'On the Diseases of Literary and Sedentary Persons' by Samuel Tissot (1768)

A selection from 'On the Diseases of Literary and Sedentary Persons' by Samuel Tissot, 1768.


"It is an old complaint, that study, though essentially necessary to the mind, is hurtful to the body; and Celsus has intimated the necessity of a remedy. Those that are of weak constitutions, says he, as most studious men are, should take greater care than others, that what is impaired by application to their studies may be repaired by attention to their constitutions. And Plutarch, an admirable judge of what is right and becoming, declares it to be a shame, that the learned should spend days and nights in useless investigations, and at the same time neglect the art of preserving their health; being, doubtless, ignorant that the healing science was formerly looked upon as a part of wisdom, and that those chiefly required medical assistance, who have impaired their bodily strength by anxious thoughts and watchfulness.

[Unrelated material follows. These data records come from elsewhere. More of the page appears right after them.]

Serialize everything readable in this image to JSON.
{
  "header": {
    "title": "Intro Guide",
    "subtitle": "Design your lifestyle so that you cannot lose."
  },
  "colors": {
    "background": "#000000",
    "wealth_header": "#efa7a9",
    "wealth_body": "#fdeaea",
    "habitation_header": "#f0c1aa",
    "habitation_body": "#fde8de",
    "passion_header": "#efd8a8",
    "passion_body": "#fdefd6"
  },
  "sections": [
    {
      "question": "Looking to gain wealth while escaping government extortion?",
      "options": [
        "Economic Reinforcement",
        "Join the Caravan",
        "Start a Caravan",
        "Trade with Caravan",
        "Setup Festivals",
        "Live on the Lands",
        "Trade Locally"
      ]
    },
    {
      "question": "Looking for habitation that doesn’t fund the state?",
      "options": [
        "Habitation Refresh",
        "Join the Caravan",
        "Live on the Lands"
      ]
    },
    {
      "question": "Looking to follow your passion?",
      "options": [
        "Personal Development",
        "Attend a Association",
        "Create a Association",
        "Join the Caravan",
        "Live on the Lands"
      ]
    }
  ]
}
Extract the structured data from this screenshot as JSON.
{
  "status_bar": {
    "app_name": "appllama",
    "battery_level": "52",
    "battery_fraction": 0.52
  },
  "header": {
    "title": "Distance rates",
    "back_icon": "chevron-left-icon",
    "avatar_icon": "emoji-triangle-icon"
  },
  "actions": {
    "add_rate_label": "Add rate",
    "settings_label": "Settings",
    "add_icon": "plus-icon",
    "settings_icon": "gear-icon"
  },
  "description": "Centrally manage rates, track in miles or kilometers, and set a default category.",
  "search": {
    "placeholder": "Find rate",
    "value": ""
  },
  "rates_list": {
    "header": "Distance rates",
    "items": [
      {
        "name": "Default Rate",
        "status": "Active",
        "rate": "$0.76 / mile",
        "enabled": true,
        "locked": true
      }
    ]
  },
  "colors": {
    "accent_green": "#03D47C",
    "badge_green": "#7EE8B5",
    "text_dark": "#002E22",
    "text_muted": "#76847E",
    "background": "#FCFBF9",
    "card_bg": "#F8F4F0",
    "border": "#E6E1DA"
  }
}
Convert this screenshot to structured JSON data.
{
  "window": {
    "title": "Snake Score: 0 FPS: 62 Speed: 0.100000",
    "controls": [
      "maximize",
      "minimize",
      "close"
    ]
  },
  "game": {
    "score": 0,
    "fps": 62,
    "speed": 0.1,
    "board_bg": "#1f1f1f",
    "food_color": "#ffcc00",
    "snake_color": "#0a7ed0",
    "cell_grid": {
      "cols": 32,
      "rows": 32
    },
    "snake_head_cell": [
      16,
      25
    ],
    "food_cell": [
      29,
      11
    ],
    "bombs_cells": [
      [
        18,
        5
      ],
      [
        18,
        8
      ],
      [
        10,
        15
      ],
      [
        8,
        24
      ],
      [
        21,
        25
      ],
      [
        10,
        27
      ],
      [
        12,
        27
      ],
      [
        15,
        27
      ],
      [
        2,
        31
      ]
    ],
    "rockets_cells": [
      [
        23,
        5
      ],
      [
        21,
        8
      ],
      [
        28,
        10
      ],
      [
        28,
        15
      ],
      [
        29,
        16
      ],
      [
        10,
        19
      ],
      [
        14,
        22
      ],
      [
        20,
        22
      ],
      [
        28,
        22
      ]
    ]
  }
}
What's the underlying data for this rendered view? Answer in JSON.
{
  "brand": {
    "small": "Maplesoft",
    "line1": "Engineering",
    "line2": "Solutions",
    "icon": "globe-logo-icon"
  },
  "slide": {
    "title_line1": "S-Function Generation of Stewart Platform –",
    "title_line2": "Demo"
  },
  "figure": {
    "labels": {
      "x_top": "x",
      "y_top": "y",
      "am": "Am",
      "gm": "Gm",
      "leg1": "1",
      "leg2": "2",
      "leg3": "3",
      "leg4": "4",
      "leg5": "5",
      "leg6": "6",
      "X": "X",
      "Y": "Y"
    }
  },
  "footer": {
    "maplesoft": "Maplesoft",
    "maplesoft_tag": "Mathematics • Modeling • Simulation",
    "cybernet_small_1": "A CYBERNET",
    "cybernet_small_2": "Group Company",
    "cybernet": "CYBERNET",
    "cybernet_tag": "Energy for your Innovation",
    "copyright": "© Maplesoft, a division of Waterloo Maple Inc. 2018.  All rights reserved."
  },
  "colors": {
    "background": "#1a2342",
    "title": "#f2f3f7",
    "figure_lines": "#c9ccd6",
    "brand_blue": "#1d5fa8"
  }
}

There are two principal sources, from whence all the sufferings of the studious flow; the constant exercise and application of the mind, and the continual rest of the body; for they are as indolent in body, as they are budy and active in mind. By enumerating the ills, that arise from both causes, a dreadful crop of diseases will be displayed."